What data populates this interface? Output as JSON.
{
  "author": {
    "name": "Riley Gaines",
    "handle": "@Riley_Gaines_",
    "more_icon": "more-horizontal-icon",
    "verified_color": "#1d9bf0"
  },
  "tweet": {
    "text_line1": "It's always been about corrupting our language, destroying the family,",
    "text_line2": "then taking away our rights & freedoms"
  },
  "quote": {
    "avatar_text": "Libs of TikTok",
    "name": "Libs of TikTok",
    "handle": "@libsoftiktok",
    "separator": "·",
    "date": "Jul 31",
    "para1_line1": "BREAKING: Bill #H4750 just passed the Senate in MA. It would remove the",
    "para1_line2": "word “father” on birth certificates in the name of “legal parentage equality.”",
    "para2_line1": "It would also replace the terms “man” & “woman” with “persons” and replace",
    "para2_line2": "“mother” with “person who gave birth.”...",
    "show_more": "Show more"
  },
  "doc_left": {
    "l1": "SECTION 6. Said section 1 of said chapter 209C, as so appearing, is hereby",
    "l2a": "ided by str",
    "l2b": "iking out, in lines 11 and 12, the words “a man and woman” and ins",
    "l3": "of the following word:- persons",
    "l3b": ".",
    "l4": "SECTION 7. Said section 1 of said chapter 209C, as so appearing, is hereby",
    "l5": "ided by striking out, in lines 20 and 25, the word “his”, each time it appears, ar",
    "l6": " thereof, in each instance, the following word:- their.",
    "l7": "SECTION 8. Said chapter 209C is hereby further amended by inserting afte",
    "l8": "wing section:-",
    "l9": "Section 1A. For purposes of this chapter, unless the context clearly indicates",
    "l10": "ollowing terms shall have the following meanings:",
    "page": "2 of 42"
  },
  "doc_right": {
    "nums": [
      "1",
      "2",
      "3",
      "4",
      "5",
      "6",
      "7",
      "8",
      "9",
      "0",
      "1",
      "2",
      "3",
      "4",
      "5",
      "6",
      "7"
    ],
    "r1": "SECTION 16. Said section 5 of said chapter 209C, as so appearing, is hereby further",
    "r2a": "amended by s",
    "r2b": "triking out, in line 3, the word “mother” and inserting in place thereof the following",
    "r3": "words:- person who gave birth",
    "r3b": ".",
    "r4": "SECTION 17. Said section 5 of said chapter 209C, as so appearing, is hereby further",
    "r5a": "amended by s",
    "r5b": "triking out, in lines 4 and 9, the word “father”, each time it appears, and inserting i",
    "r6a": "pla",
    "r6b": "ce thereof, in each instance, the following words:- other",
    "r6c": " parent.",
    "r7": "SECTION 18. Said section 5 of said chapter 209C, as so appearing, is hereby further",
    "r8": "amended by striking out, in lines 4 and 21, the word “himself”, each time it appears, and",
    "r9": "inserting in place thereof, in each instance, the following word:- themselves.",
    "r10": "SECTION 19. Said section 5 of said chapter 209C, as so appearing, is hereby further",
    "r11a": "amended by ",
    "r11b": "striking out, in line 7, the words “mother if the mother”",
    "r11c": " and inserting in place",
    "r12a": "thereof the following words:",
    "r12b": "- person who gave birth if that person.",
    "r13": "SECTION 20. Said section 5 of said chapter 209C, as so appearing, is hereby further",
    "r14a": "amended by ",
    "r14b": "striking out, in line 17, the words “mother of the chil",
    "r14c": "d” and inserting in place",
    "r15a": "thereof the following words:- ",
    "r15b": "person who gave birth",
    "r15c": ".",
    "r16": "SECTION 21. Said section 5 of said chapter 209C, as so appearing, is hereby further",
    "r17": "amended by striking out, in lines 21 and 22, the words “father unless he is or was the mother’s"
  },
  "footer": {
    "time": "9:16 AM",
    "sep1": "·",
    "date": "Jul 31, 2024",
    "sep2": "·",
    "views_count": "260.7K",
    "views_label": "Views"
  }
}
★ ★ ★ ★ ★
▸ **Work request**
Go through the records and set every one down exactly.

▸ **Answer to the exercise**
What data populates this interface? Output as JSON.
{
  "author": {
    "name": "Riley Gaines",
    "handle": "@Riley_Gaines_",
    "more_icon": "more-horizontal-icon",
    "verified_color": "#1d9bf0"
  },
  "tweet": {
    "text_line1": "It's always been about corrupting our language, destroying the family,",
    "text_line2": "then taking away our rights & freedoms"
  },
  "quote": {
    "avatar_text": "Libs of TikTok",
    "name": "Libs of TikTok",
    "handle": "@libsoftiktok",
    "separator": "·",
    "date": "Jul 31",
    "para1_line1": "BREAKING: Bill #H4750 just passed the Senate in MA. It would remove the",
    "para1_line2": "word “father” on birth certificates in the name of “legal parentage equality.”",
    "para2_line1": "It would also replace the terms “man” & “woman” with “persons” and replace",
    "para2_line2": "“mother” with “person who gave birth.”...",
    "show_more": "Show more"
  },
  "doc_left": {
    "l1": "SECTION 6. Said section 1 of said chapter 209C, as so appearing, is hereby",
    "l2a": "ided by str",
    "l2b": "iking out, in lines 11 and 12, the words “a man and woman” and ins",
    "l3": "of the following word:- persons",
    "l3b": ".",
    "l4": "SECTION 7. Said section 1 of said chapter 209C, as so appearing, is hereby",
    "l5": "ided by striking out, in lines 20 and 25, the word “his”, each time it appears, ar",
    "l6": " thereof, in each instance, the following word:- their.",
    "l7": "SECTION 8. Said chapter 209C is hereby further amended by inserting afte",
    "l8": "wing section:-",
    "l9": "Section 1A. For purposes of this chapter, unless the context clearly indicates",
    "l10": "ollowing terms shall have the following meanings:",
    "page": "2 of 42"
  },
  "doc_right": {
    "nums": [
      "1",
      "2",
      "3",
      "4",
      "5",
      "6",
      "7",
      "8",
      "9",
      "0",
      "1",
      "2",
      "3",
      "4",
      "5",
      "6",
      "7"
    ],
    "r1": "SECTION 16. Said section 5 of said chapter 209C, as so appearing, is hereby further",
    "r2a": "amended by s",
    "r2b": "triking out, in line 3, the word “mother” and inserting in place thereof the following",
    "r3": "words:- person who gave birth",
    "r3b": ".",
    "r4": "SECTION 17. Said section 5 of said chapter 209C, as so appearing, is hereby further",
    "r5a": "amended by s",
    "r5b": "triking out, in lines 4 and 9, the word “father”, each time it appears, and inserting i",
    "r6a": "pla",
    "r6b": "ce thereof, in each instance, the following words:- other",
    "r6c": " parent.",
    "r7": "SECTION 18. Said section 5 of said chapter 209C, as so appearing, is hereby further",
    "r8": "amended by striking out, in lines 4 and 21, the word “himself”, each time it appears, and",
    "r9": "inserting in place thereof, in each instance, the following word:- themselves.",
    "r10": "SECTION 19. Said section 5 of said chapter 209C, as so appearing, is hereby further",
    "r11a": "amended by ",
    "r11b": "striking out, in line 7, the words “mother if the mother”",
    "r11c": " and inserting in place",
    "r12a": "thereof the following words:",
    "r12b": "- person who gave birth if that person.",
    "r13": "SECTION 20. Said section 5 of said chapter 209C, as so appearing, is hereby further",
    "r14a": "amended by ",
    "r14b": "striking out, in line 17, the words “mother of the chil",
    "r14c": "d” and inserting in place",
    "r15a": "thereof the following words:- ",
    "r15b": "person who gave birth",
    "r15c": ".",
    "r16": "SECTION 21. Said section 5 of said chapter 209C, as so appearing, is hereby further",
    "r17": "amended by striking out, in lines 21 and 22, the words “father unless he is or was the mother’s"
  },
  "footer": {
    "time": "9:16 AM",
    "sep1": "·",
    "date": "Jul 31, 2024",
    "sep2": "·",
    "views_count": "260.7K",
    "views_label": "Views"
  }
}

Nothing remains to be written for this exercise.